This area of technology relies on the development of nanomaterials, and one material that has shown promise in this area is graphene. Only one atom thick, graphene is excellent for conducting electrical current and heat, and is often referred to as a “miracle material”.

However, although graphene has the potential to be used in electronics, photonics or sensors, it is very difficult to engineer the electrical properties.

As the material is so thin, tiny irregularities in the pattern can alter its properties. For example, it is difficult, is to induce a bandgap, which is crucial for making transistors and optoelectronic devices.

Towards nanoelectronics

In order to harness the potential of the material in nanoelectronics, The Center for Nanostructured Graphene at The Technical University of Denmark and Aalborg University was established in 2012 specifically to study how the properties of graphene can be engineered.

They have studied how the properties of graphene can be engineered in different ways, such as making a very fine pattern of holes. This should subtly change the quantum nature of the electrons in the material, and allow the properties of graphene to be tailored. However, doing this can mean that the material no longer behaves like graphene.

Peter Bøggild, a professor at DTU Physics, explains why this happens:

“When you make patterns in a material like graphene, you do so in order to change its properties in a controlled way – to match your design. However, what we have seen throughout the years is that we can make the holes, but not without introducing so much disorder and contamination that it no longer behaves like graphene. It is a bit similar to making a water pipe, with a poor flow rate because of coarse manufacturing. On the outside, it might look fine. For electronics, that is obviously disastrous.”

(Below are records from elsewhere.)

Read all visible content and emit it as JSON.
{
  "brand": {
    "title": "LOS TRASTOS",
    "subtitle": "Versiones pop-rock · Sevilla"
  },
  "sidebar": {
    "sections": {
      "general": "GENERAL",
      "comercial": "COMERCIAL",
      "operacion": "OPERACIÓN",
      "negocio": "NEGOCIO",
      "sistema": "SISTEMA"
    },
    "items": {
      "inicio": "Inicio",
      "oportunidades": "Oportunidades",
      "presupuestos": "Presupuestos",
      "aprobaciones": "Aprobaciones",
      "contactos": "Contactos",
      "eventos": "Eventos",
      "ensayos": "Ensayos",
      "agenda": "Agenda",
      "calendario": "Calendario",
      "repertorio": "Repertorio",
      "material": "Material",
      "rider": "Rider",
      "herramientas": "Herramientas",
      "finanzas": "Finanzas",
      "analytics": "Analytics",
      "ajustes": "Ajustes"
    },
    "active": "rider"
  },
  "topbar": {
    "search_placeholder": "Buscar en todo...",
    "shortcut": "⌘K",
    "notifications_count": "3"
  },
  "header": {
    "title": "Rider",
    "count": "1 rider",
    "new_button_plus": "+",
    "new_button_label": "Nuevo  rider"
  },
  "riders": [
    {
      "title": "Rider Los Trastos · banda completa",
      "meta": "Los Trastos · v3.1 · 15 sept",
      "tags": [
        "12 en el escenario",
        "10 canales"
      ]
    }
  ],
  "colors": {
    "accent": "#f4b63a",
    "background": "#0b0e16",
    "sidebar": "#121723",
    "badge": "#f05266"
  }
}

Now, the team of researchers believe they have solved the problem. First, two postdocs from DTU Physics  encapsulated graphene inside another two-dimensional material called hexagonal boron nitride, a non-conductive material that is often used for protecting graphene’s properties.

Next, they used a technique called electron beam lithography to carefully pattern the protective layer of boron nitride and graphene below with a pattern of ultra-small holes.

The roughness at the edge of the holes is less than 1 nanometer or a billionth of a metre and this level of precision means that the properties can be controlled. This allows 1000 times more electrical current to flow than had been reported in such small graphene structures.

Peter Bøggild explains what this means for the use of graphene in nanoelectronics:

“Many scientists had long since abandoned attempting nanolithography in graphene on this scale, and it is quite a pity since nanostructuring is a crucial tool for exploiting the most exciting features of graphene electronics and photonics. Now we have figured out how it can be done; one could say that the curse is lifted. There are other challenges, but the fact that we can tailor electronic properties of graphene is a big step towards creating new electronics with extremely small dimensions.”